ASSIGNED TASK:
An exact copy of all the data below is required.

(Entries from a dataset of interfaces)
#####

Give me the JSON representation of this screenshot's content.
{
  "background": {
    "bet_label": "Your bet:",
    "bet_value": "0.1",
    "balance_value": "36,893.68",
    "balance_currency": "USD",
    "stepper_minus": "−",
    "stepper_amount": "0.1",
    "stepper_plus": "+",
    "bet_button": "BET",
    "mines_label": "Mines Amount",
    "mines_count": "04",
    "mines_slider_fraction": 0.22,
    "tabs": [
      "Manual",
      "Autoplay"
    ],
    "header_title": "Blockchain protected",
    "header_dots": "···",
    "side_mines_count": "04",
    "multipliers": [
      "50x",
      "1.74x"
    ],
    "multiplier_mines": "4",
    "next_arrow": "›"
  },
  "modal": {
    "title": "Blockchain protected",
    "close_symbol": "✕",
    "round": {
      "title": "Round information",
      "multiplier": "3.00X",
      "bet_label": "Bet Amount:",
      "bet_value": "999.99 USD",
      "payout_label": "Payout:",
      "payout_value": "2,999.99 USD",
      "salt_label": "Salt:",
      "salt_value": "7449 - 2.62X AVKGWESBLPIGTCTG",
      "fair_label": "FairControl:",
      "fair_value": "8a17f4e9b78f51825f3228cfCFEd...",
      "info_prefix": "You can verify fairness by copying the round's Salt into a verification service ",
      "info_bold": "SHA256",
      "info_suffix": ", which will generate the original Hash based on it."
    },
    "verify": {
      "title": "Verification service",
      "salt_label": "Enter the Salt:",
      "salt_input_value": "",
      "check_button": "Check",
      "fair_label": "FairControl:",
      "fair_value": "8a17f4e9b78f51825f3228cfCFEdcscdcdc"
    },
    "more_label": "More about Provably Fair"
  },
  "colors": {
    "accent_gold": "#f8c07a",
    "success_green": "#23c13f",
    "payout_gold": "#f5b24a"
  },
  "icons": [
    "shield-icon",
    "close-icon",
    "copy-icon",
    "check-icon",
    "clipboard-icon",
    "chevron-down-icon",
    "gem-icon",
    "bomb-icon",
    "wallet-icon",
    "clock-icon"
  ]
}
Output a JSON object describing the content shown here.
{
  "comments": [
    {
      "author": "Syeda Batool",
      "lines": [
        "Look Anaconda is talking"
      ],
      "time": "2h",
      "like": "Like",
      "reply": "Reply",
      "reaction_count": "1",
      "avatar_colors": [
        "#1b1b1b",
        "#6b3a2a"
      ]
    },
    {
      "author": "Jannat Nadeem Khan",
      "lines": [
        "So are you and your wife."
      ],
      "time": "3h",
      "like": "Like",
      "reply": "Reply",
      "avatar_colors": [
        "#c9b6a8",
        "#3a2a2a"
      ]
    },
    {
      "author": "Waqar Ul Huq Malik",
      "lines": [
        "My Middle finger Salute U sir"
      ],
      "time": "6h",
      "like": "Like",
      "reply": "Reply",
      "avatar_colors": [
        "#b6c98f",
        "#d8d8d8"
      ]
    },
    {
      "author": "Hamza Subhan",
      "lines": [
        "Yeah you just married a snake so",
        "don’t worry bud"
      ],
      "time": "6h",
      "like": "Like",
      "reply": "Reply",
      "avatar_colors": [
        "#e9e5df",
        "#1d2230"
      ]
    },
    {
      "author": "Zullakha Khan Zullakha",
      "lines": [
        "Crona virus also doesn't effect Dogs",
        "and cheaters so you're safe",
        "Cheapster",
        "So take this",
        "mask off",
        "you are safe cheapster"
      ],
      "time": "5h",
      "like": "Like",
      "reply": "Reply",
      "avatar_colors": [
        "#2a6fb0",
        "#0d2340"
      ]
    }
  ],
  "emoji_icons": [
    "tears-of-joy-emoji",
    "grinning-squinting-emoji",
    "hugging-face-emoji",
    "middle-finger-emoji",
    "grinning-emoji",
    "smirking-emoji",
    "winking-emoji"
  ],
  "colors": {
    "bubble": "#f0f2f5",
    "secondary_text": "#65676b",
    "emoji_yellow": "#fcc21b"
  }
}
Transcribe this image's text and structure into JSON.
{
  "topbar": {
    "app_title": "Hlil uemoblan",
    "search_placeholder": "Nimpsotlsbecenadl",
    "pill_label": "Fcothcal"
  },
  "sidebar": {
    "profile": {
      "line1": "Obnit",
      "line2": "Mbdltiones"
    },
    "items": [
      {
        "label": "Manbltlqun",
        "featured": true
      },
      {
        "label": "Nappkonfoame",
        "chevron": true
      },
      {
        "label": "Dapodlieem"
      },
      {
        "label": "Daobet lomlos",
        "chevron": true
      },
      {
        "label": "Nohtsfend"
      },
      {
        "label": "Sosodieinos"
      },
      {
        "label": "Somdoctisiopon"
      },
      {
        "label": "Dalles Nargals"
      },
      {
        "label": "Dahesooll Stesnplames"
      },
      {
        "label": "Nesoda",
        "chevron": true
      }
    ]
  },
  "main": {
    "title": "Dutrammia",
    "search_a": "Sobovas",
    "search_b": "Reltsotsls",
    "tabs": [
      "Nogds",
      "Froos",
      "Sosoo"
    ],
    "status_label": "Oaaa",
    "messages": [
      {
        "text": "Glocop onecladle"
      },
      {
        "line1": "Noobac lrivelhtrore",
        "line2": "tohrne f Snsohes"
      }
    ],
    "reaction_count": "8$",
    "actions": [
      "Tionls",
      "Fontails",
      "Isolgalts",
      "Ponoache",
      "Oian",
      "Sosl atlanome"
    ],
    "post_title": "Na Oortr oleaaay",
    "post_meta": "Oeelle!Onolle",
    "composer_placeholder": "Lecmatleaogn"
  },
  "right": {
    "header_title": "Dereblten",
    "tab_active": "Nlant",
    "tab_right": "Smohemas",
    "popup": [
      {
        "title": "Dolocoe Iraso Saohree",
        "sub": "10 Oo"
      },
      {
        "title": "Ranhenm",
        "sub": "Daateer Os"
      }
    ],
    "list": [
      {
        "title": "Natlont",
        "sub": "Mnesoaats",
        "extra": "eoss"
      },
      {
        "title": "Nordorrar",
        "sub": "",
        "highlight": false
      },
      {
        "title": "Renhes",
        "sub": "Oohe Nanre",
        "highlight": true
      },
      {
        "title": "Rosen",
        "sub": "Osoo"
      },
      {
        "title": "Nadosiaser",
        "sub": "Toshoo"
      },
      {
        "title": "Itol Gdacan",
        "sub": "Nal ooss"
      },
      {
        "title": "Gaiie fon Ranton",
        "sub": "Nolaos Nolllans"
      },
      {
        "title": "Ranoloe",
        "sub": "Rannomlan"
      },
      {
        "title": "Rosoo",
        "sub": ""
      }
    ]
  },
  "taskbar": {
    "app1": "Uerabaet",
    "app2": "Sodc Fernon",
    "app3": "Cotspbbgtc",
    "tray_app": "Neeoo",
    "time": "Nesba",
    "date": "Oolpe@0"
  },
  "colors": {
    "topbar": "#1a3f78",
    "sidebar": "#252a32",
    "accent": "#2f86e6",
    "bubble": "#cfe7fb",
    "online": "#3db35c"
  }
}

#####

ANSWER BOX:
Give me the JSON representation of this screenshot's content.
{
  "background": {
    "bet_label": "Your bet:",
    "bet_value": "0.1",
    "balance_value": "36,893.68",
    "balance_currency": "USD",
    "stepper_minus": "−",
    "stepper_amount": "0.1",
    "stepper_plus": "+",
    "bet_button": "BET",
    "mines_label": "Mines Amount",
    "mines_count": "04",
    "mines_slider_fraction": 0.22,
    "tabs": [
      "Manual",
      "Autoplay"
    ],
    "header_title": "Blockchain protected",
    "header_dots": "···",
    "side_mines_count": "04",
    "multipliers": [
      "50x",
      "1.74x"
    ],
    "multiplier_mines": "4",
    "next_arrow": "›"
  },
  "modal": {
    "title": "Blockchain protected",
    "close_symbol": "✕",
    "round": {
      "title": "Round information",
      "multiplier": "3.00X",
      "bet_label": "Bet Amount:",
      "bet_value": "999.99 USD",
      "payout_label": "Payout:",
      "payout_value": "2,999.99 USD",
      "salt_label": "Salt:",
      "salt_value": "7449 - 2.62X AVKGWESBLPIGTCTG",
      "fair_label": "FairControl:",
      "fair_value": "8a17f4e9b78f51825f3228cfCFEd...",
      "info_prefix": "You can verify fairness by copying the round's Salt into a verification service ",
      "info_bold": "SHA256",
      "info_suffix": ", which will generate the original Hash based on it."
    },
    "verify": {
      "title": "Verification service",
      "salt_label": "Enter the Salt:",
      "salt_input_value": "",
      "check_button": "Check",
      "fair_label": "FairControl:",
      "fair_value": "8a17f4e9b78f51825f3228cfCFEdcscdcdc"
    },
    "more_label": "More about Provably Fair"
  },
  "colors": {
    "accent_gold": "#f8c07a",
    "success_green": "#23c13f",
    "payout_gold": "#f5b24a"
  },
  "icons": [
    "shield-icon",
    "close-icon",
    "copy-icon",
    "check-icon",
    "clipboard-icon",
    "chevron-down-icon",
    "gem-icon",
    "bomb-icon",
    "wallet-icon",
    "clock-icon"
  ]
}
Output a JSON object describing the content shown here.
{
  "comments": [
    {
      "author": "Syeda Batool",
      "lines": [
        "Look Anaconda is talking"
      ],
      "time": "2h",
      "like": "Like",
      "reply": "Reply",
      "reaction_count": "1",
      "avatar_colors": [
        "#1b1b1b",
        "#6b3a2a"
      ]
    },
    {
      "author": "Jannat Nadeem Khan",
      "lines": [
        "So are you and your wife."
      ],
      "time": "3h",
      "like": "Like",
      "reply": "Reply",
      "avatar_colors": [
        "#c9b6a8",
        "#3a2a2a"
      ]
    },
    {
      "author": "Waqar Ul Huq Malik",
      "lines": [
        "My Middle finger Salute U sir"
      ],
      "time": "6h",
      "like": "Like",
      "reply": "Reply",
      "avatar_colors": [
        "#b6c98f",
        "#d8d8d8"
      ]
    },
    {
      "author": "Hamza Subhan",
      "lines": [
        "Yeah you just married a snake so",
        "don’t worry bud"
      ],
      "time": "6h",
      "like": "Like",
      "reply": "Reply",
      "avatar_colors": [
        "#e9e5df",
        "#1d2230"
      ]
    },
    {
      "author": "Zullakha Khan Zullakha",
      "lines": [
        "Crona virus also doesn't effect Dogs",
        "and cheaters so you're safe",
        "Cheapster",
        "So take this",
        "mask off",
        "you are safe cheapster"
      ],
      "time": "5h",
      "like": "Like",
      "reply": "Reply",
      "avatar_colors": [
        "#2a6fb0",
        "#0d2340"
      ]
    }
  ],
  "emoji_icons": [
    "tears-of-joy-emoji",
    "grinning-squinting-emoji",
    "hugging-face-emoji",
    "middle-finger-emoji",
    "grinning-emoji",
    "smirking-emoji",
    "winking-emoji"
  ],
  "colors": {
    "bubble": "#f0f2f5",
    "secondary_text": "#65676b",
    "emoji_yellow": "#fcc21b"
  }
}
Transcribe this image's text and structure into JSON.
{
  "topbar": {
    "app_title": "Hlil uemoblan",
    "search_placeholder": "Nimpsotlsbecenadl",
    "pill_label": "Fcothcal"
  },
  "sidebar": {
    "profile": {
      "line1": "Obnit",
      "line2": "Mbdltiones"
    },
    "items": [
      {
        "label": "Manbltlqun",
        "featured": true
      },
      {
        "label": "Nappkonfoame",
        "chevron": true
      },
      {
        "label": "Dapodlieem"
      },
      {
        "label": "Daobet lomlos",
        "chevron": true
      },
      {
        "label": "Nohtsfend"
      },
      {
        "label": "Sosodieinos"
      },
      {
        "label": "Somdoctisiopon"
      },
      {
        "label": "Dalles Nargals"
      },
      {
        "label": "Dahesooll Stesnplames"
      },
      {
        "label": "Nesoda",
        "chevron": true
      }
    ]
  },
  "main": {
    "title": "Dutrammia",
    "search_a": "Sobovas",
    "search_b": "Reltsotsls",
    "tabs": [
      "Nogds",
      "Froos",
      "Sosoo"
    ],
    "status_label": "Oaaa",
    "messages": [
      {
        "text": "Glocop onecladle"
      },
      {
        "line1": "Noobac lrivelhtrore",
        "line2": "tohrne f Snsohes"
      }
    ],
    "reaction_count": "8$",
    "actions": [
      "Tionls",
      "Fontails",
      "Isolgalts",
      "Ponoache",
      "Oian",
      "Sosl atlanome"
    ],
    "post_title": "Na Oortr oleaaay",
    "post_meta": "Oeelle!Onolle",
    "composer_placeholder": "Lecmatleaogn"
  },
  "right": {
    "header_title": "Dereblten",
    "tab_active": "Nlant",
    "tab_right": "Smohemas",
    "popup": [
      {
        "title": "Dolocoe Iraso Saohree",
        "sub": "10 Oo"
      },
      {
        "title": "Ranhenm",
        "sub": "Daateer Os"
      }
    ],
    "list": [
      {
        "title": "Natlont",
        "sub": "Mnesoaats",
        "extra": "eoss"
      },
      {
        "title": "Nordorrar",
        "sub": "",
        "highlight": false
      },
      {
        "title": "Renhes",
        "sub": "Oohe Nanre",
        "highlight": true
      },
      {
        "title": "Rosen",
        "sub": "Osoo"
      },
      {
        "title": "Nadosiaser",
        "sub": "Toshoo"
      },
      {
        "title": "Itol Gdacan",
        "sub": "Nal ooss"
      },
      {
        "title": "Gaiie fon Ranton",
        "sub": "Nolaos Nolllans"
      },
      {
        "title": "Ranoloe",
        "sub": "Rannomlan"
      },
      {
        "title": "Rosoo",
        "sub": ""
      }
    ]
  },
  "taskbar": {
    "app1": "Uerabaet",
    "app2": "Sodc Fernon",
    "app3": "Cotspbbgtc",
    "tray_app": "Neeoo",
    "time": "Nesba",
    "date": "Oolpe@0"
  },
  "colors": {
    "topbar": "#1a3f78",
    "sidebar": "#252a32",
    "accent": "#2f86e6",
    "bubble": "#cfe7fb",
    "online": "#3db35c"
  }
}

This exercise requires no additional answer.